Although hybrid forms of collaboration have enormous potential for increasing efficiency in many areas of work, for example by eliminating longer travel times while necessary activities can continue to be performed on site, they also entail a variety of new challenges. In particular, the equal involvement of external parties in the interaction of those on site can often only be guaranteed to a limited extent.
During the COVID-19 pandemic, extensive experience with fully distributed collaboration was gained in many areas (for example, during a legally mandated lockdown), and hardware equipment was acquired that fundamentally enables remote communication among collaborating individuals. Many companies as well as educational institutions now want to exploit the positive experience gained during this period for the time after the acute pandemic and combine it with the advantages of on-site collaboration. This will open up numerous new areas of application for hybrid collaboration in the future.
The HYCOS project aims at exploring the "spaces" in which hybrid collaboration occurs. A hybrid collaboration space encompasses the entire context of a hybrid collaboration with all associated physical and virtual elements. In the context of the HYCOS project, 1) a scientific definition for the term Hybrid Collaboration Space is established, 2) requirements for such a space are systematically collected through empirical studies, 3) a modular prototype of a hybrid collaboration space is implemented and 4) systematically evaluated. From the findings, 5) generalizable design and implementation guidelines for hybrid collaboration spaces are derived.

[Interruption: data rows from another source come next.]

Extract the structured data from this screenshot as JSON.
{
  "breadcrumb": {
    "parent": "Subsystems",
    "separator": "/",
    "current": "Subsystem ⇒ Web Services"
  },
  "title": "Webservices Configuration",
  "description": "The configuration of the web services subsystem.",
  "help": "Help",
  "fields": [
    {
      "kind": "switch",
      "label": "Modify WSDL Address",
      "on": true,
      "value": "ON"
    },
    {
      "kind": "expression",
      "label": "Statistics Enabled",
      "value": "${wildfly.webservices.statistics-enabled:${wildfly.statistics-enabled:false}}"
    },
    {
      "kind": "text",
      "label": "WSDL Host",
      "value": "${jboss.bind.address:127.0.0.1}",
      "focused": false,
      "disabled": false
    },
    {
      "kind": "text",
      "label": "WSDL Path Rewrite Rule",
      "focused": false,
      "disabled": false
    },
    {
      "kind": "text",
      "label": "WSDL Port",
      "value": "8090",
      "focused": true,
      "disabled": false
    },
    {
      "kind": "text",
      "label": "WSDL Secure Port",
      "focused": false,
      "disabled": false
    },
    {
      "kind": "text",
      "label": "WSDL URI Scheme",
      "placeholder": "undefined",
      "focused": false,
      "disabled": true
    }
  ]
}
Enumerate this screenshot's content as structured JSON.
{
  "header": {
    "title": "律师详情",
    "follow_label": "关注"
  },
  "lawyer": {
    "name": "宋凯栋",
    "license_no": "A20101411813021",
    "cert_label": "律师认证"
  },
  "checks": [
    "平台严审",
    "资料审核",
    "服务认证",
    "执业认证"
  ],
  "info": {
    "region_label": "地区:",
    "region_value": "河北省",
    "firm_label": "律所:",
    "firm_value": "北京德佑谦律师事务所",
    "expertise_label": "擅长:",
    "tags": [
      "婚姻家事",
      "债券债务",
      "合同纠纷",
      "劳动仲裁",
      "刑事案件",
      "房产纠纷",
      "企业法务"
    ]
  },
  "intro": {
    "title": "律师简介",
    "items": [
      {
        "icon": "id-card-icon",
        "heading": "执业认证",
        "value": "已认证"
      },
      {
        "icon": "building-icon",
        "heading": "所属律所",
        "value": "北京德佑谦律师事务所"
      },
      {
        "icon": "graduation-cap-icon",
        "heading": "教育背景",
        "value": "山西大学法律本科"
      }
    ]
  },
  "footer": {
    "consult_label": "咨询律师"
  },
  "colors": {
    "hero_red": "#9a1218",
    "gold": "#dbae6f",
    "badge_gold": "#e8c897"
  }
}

The HYCOS project has started on 1.4.2022, is led by Mirjam Augstein and financed under the project number P 34928 within the framework of the "Matching Fund" model of the FWF, half by the National Foundation for Research, Technology and Development, and half by the research funding of the State of Upper Austria. The project is supported by the JKU Linz, the University of Graz and Microsoft Research Cambridge.